Re: A question about CryptAcquireCertificatePrivateKey

smveloso_at_gmail.com
Date: 06/09/05


Date: 9 Jun 2005 06:56:31 -0700

Hi Mitch,

  That would explain why the keycontainer with the corresponding
private key is not located by the "component" when I pass it a
"certificate object" that was created from a x509 file, since the file
itself would not contain the required extended properties...

  What puzzles me is that, sometimes, the "component" does find the
private key ! It seems to depend on the CSP being used (it works for a
smart card manufacturer´s CSP but not with another´s).

  The real problem I am facing is: I cannot rely on the certificate
being in a "system store" when a user needs my application to validate
a signature... so I look for the certificate in a corporate database
(where a certificate is stored as a base64 encoded x509 der). From the
"blob", a "certificate" is created and the public key extracted to
perform the validation.

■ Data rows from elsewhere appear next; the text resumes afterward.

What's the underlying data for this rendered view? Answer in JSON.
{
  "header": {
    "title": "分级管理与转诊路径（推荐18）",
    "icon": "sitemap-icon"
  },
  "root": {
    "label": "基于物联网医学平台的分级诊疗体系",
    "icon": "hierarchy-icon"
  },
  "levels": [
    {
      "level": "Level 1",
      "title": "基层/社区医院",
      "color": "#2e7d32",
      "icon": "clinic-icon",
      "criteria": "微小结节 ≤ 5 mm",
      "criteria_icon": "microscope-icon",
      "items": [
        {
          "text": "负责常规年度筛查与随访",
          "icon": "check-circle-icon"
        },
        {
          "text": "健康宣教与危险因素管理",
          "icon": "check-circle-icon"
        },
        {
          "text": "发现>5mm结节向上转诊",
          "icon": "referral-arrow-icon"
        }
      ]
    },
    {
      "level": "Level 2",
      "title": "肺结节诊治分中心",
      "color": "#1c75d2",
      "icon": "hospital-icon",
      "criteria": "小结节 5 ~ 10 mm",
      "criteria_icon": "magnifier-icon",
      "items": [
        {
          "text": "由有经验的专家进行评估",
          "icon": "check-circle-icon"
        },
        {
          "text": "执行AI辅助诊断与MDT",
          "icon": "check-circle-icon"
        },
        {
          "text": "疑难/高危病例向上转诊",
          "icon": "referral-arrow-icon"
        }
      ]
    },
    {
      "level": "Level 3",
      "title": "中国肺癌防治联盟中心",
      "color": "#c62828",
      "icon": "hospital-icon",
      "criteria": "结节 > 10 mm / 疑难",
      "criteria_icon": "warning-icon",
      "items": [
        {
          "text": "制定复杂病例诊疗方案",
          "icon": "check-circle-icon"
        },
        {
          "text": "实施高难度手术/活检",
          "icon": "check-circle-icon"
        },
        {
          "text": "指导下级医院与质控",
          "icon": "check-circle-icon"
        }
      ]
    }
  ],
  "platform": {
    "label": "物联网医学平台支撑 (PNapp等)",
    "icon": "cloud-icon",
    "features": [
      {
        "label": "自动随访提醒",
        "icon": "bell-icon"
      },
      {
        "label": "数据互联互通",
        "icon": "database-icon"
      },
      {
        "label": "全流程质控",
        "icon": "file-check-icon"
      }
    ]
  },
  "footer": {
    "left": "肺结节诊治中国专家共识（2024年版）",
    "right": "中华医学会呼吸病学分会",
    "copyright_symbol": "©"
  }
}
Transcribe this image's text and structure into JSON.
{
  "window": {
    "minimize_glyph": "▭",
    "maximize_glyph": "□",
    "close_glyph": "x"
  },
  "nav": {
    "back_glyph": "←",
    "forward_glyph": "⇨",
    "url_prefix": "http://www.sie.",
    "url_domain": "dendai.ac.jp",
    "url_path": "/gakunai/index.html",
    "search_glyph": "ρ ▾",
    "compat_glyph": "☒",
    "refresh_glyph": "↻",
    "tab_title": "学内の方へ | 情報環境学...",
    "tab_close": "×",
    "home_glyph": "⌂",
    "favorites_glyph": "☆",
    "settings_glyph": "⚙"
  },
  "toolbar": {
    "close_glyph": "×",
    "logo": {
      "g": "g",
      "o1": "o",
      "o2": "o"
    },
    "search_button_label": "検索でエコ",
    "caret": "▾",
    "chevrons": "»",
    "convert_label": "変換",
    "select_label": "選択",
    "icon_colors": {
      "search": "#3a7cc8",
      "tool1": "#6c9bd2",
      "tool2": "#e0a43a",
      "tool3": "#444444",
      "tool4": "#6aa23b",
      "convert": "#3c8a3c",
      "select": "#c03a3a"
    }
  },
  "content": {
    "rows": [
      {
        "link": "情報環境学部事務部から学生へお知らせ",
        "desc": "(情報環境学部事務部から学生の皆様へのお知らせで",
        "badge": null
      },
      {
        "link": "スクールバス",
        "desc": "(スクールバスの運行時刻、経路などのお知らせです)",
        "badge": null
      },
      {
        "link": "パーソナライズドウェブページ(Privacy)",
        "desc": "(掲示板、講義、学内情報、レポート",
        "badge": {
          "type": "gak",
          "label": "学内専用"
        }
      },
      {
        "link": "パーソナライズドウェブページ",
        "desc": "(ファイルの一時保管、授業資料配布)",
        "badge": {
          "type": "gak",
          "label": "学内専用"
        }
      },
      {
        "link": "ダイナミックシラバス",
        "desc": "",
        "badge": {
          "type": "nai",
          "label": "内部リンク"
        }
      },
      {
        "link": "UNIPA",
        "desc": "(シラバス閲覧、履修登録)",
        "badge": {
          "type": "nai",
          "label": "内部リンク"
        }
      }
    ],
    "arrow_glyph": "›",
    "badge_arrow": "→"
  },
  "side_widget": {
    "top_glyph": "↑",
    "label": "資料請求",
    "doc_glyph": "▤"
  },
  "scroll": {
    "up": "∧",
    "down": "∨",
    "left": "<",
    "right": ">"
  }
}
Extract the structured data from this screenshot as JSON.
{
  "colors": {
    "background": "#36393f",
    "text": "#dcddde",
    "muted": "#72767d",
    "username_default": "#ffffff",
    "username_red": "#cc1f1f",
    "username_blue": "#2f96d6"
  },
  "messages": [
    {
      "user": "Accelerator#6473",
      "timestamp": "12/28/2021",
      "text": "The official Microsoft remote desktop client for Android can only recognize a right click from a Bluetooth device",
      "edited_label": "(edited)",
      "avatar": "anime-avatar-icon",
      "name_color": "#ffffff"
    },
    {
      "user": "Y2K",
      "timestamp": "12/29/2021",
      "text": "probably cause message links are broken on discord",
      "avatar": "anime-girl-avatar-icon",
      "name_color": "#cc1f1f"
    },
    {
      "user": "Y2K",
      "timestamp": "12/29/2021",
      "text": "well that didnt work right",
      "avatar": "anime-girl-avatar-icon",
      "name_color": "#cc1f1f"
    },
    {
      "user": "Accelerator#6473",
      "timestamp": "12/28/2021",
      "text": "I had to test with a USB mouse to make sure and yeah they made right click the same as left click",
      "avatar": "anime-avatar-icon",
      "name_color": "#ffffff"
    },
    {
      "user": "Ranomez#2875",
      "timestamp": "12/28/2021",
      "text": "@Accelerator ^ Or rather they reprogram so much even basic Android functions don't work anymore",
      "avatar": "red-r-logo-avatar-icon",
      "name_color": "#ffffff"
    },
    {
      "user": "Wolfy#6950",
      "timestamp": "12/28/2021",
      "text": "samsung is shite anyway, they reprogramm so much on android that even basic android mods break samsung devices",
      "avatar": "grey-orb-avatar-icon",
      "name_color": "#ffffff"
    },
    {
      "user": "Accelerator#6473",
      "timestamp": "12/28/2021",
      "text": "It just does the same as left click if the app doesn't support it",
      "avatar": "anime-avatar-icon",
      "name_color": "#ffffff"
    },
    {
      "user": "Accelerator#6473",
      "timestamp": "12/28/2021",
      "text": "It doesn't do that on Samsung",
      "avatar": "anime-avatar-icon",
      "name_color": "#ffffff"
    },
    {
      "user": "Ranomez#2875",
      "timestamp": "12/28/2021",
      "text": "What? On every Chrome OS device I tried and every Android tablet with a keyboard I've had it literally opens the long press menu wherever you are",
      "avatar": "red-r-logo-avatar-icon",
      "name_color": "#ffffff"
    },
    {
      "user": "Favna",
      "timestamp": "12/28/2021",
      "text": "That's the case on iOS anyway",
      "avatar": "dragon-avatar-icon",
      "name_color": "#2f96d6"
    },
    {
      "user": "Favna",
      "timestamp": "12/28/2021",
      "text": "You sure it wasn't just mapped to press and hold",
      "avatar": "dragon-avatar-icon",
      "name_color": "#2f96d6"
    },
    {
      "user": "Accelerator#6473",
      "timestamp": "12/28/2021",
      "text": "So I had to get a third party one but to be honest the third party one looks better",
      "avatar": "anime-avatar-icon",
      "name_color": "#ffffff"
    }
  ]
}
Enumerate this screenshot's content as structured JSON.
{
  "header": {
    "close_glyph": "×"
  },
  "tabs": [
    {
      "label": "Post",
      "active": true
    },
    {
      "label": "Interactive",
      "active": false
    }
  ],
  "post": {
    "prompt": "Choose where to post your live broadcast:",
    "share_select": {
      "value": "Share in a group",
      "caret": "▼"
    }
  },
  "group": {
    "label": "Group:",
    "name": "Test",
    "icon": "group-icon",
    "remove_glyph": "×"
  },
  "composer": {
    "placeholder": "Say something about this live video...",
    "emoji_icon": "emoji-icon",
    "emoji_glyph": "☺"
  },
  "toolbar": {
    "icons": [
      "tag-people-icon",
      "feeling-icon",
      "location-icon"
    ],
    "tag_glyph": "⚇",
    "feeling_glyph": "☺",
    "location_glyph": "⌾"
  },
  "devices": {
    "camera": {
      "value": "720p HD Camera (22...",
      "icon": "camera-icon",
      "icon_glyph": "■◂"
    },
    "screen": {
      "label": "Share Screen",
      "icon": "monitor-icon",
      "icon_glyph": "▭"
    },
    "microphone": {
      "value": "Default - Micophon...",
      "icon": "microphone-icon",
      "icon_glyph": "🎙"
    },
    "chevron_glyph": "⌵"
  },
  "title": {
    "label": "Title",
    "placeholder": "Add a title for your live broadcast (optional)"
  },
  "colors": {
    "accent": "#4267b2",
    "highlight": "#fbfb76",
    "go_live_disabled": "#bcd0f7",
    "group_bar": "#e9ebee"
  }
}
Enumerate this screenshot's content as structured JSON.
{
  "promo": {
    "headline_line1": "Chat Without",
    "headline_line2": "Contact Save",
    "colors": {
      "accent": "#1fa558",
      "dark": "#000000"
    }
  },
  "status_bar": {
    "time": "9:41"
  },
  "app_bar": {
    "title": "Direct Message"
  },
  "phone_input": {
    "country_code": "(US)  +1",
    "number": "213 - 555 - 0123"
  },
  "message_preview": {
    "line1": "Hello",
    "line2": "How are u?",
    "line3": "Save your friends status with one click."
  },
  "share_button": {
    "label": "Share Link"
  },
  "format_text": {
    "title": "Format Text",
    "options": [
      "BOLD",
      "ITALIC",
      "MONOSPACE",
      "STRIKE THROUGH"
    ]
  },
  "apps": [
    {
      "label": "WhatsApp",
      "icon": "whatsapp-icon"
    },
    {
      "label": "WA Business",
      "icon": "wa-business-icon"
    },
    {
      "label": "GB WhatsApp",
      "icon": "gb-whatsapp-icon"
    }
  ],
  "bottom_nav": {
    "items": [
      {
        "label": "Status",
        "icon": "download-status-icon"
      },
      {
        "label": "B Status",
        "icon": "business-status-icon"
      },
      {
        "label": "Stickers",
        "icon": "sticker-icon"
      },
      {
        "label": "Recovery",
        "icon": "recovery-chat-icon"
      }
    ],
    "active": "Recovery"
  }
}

I would like to use the same approach for
signing (create a "certificate" from the blob, acquire the private key
handle and then sign), but since it is not certain that a private key
will be found (even if available), I guess I will have to use two
different approaches for certificate lookup...

  Thank you very much for you help !

Michel Gallant escreveu:
> Not sure about the accuracy of the following details, but my understanding
> is that CryptAcquireCertificatePrivateKey checks the pCert provided, and
> determines if the certificate EXTENDED PROPERTY:
> CERT_KEY_PROV_INFO_PROP_ID
> exists. This indicates that the certificate has a matching and accessible private
> key. I *think* this extended property is stored in the associated cert (or as part of the
> proprietary public cert blob file at:
> C:\Documents and Settings\<userid>\Application Data\Microsoft\SystemCertificates\My\Certificates
> with the keycontainer name embedded in that blob. The exact location of this "blob"
> and the extended properties (which are not part of the X509 binary der cert) to my
> understanding is WinOS specific and can change (some earlier OS stored that blob in
> registry??)
> That keycontainer name then uniquely determines the corresponding private key blob file which
> has a "unique key container" name, derived from SID and hash of keycontainer name, at:
> C:\Documents and Settings\mgallant\Application Data\Microsoft\Crypto\RSA\<userSID>
>
> - Mitch Gallant
> MVP Security
>